◆ **Your instructions**: Go through the data and copy each line that holds "selected".

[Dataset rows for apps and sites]
------------------------------------------------------------
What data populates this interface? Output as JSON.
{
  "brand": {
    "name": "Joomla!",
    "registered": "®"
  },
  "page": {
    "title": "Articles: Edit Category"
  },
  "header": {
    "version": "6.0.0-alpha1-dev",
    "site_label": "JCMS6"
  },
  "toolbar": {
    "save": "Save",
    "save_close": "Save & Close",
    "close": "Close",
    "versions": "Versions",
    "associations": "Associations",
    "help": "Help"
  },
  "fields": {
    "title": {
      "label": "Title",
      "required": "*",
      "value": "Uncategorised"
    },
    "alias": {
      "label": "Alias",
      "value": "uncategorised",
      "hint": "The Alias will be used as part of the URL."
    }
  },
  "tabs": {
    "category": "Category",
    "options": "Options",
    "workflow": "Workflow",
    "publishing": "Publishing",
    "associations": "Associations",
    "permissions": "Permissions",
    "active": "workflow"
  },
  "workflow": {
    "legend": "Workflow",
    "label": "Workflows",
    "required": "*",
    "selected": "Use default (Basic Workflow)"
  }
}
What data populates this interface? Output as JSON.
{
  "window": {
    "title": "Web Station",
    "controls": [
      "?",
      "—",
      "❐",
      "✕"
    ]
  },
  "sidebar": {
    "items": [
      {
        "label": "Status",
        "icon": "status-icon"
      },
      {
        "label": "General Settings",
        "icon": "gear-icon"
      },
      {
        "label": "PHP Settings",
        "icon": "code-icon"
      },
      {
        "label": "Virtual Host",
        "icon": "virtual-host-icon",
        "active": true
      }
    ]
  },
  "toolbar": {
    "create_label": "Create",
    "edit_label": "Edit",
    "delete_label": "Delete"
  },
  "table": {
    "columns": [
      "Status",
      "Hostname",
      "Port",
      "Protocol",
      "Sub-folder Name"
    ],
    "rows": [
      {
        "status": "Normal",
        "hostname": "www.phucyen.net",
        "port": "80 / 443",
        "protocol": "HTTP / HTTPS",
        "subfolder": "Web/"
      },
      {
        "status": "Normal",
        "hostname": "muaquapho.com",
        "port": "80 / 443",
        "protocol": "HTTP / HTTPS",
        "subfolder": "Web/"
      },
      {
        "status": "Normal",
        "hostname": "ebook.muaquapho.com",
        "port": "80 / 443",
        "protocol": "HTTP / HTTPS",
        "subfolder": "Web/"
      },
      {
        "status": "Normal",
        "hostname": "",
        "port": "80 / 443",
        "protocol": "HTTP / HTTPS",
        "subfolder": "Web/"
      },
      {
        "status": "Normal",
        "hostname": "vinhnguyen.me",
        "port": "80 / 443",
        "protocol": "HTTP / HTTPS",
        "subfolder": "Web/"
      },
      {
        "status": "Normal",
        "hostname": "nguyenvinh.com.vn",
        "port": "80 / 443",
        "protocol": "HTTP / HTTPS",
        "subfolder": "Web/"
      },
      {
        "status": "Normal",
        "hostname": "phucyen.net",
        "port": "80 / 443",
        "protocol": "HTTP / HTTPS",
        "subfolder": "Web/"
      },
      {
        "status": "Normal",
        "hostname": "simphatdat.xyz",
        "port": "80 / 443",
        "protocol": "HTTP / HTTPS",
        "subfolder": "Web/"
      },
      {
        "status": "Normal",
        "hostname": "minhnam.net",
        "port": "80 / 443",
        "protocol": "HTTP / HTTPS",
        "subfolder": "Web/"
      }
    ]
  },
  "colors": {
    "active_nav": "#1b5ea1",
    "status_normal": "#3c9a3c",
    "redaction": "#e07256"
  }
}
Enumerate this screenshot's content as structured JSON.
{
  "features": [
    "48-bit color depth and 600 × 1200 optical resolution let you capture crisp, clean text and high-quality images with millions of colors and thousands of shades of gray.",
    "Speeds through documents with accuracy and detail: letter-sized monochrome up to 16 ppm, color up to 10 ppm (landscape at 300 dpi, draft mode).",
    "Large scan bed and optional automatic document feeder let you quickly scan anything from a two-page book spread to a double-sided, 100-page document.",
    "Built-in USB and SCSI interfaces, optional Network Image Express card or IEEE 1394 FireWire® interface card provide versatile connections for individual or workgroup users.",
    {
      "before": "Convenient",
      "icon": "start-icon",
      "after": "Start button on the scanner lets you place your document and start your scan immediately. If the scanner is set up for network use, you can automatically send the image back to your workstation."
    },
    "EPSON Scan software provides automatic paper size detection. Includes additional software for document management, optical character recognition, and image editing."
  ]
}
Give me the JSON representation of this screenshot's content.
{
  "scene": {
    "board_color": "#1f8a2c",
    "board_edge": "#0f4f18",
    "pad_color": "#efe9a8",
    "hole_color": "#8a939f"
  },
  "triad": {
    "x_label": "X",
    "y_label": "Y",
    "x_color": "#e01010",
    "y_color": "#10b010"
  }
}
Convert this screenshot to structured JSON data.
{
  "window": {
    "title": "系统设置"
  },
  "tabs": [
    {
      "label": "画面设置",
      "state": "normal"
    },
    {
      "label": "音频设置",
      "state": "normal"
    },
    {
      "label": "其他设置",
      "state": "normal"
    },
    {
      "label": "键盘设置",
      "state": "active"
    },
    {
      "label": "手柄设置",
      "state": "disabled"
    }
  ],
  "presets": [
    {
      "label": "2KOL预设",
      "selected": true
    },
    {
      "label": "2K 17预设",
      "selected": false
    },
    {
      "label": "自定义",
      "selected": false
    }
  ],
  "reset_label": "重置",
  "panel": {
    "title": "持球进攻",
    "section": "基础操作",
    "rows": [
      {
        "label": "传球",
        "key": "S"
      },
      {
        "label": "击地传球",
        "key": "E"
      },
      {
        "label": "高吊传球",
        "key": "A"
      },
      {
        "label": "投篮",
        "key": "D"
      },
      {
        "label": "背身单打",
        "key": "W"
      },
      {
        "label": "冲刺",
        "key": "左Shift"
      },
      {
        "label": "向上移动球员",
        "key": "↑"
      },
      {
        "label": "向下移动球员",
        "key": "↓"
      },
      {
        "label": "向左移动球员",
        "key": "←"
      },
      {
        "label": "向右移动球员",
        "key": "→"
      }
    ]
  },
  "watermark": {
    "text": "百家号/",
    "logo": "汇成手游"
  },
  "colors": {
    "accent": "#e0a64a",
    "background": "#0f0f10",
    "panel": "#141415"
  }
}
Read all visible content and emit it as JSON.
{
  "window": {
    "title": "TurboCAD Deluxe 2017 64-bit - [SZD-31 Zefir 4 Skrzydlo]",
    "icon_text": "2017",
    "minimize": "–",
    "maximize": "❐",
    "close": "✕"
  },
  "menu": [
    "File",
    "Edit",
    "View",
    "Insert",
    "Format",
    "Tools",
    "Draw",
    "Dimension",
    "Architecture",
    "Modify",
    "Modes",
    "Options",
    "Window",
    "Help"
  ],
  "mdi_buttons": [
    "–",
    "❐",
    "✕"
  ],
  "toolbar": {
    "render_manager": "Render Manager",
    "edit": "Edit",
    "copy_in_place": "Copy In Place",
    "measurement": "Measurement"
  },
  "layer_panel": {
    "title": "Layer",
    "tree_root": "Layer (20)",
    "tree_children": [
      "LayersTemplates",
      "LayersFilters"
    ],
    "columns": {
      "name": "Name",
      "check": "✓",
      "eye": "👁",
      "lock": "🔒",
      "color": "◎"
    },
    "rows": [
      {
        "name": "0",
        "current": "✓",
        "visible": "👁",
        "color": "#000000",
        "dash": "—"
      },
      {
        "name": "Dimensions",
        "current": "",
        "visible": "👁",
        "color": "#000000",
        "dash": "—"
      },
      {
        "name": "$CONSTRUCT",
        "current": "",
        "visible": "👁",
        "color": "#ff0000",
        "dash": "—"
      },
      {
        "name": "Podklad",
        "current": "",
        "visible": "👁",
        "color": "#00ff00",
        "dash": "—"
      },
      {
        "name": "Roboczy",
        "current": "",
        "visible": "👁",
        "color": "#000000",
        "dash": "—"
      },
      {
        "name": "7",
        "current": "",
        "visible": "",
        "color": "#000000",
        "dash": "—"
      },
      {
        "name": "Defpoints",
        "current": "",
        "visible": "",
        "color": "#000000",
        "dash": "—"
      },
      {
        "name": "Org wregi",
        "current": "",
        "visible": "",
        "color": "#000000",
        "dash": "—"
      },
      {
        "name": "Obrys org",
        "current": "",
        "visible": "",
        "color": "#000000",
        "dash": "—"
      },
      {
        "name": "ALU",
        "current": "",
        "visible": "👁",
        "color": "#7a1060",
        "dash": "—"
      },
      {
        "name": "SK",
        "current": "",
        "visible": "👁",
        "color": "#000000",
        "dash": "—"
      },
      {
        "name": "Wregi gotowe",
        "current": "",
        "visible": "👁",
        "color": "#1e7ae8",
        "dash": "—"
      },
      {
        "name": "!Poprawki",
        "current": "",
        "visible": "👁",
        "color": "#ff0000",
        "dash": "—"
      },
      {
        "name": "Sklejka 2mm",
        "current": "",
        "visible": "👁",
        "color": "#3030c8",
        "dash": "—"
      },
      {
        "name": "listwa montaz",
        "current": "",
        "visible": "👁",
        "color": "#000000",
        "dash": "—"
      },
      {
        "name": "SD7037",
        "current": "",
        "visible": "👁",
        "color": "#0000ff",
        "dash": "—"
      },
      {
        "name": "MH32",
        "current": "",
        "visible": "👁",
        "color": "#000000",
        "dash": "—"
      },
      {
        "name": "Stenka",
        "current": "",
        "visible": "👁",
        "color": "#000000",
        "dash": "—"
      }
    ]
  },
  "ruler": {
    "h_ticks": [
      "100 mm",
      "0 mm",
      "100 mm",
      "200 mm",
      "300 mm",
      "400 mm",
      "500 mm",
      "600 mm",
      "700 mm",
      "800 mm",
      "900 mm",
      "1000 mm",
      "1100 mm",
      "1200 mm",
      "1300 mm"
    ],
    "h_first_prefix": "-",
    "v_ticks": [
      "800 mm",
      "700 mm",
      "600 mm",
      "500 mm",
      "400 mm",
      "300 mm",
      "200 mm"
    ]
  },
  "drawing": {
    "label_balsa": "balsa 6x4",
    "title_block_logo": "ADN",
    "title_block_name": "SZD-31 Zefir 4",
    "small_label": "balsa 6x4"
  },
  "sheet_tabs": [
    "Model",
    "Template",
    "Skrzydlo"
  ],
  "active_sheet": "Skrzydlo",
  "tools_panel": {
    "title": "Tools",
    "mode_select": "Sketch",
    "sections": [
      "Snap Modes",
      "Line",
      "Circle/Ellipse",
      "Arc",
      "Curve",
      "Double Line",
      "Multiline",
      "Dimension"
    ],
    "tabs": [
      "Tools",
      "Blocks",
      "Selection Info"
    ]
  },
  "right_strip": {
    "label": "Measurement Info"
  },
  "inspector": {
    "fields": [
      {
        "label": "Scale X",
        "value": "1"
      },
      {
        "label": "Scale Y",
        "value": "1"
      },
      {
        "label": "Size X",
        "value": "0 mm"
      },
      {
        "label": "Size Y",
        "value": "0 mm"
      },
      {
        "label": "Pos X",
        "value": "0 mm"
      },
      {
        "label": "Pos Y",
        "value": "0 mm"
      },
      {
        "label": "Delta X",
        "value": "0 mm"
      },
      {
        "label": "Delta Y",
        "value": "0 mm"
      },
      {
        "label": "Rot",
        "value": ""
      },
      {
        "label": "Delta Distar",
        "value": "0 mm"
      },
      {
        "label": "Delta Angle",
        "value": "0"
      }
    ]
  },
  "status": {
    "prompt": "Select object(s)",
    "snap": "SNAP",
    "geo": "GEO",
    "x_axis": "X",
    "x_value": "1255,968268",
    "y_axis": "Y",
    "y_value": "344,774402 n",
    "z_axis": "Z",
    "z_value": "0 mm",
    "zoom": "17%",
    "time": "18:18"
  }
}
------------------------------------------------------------
◆ **Output of the task**:
    "selected": "Use default (Basic Workflow)"
      "selected": true
      "selected": false
      "selected": false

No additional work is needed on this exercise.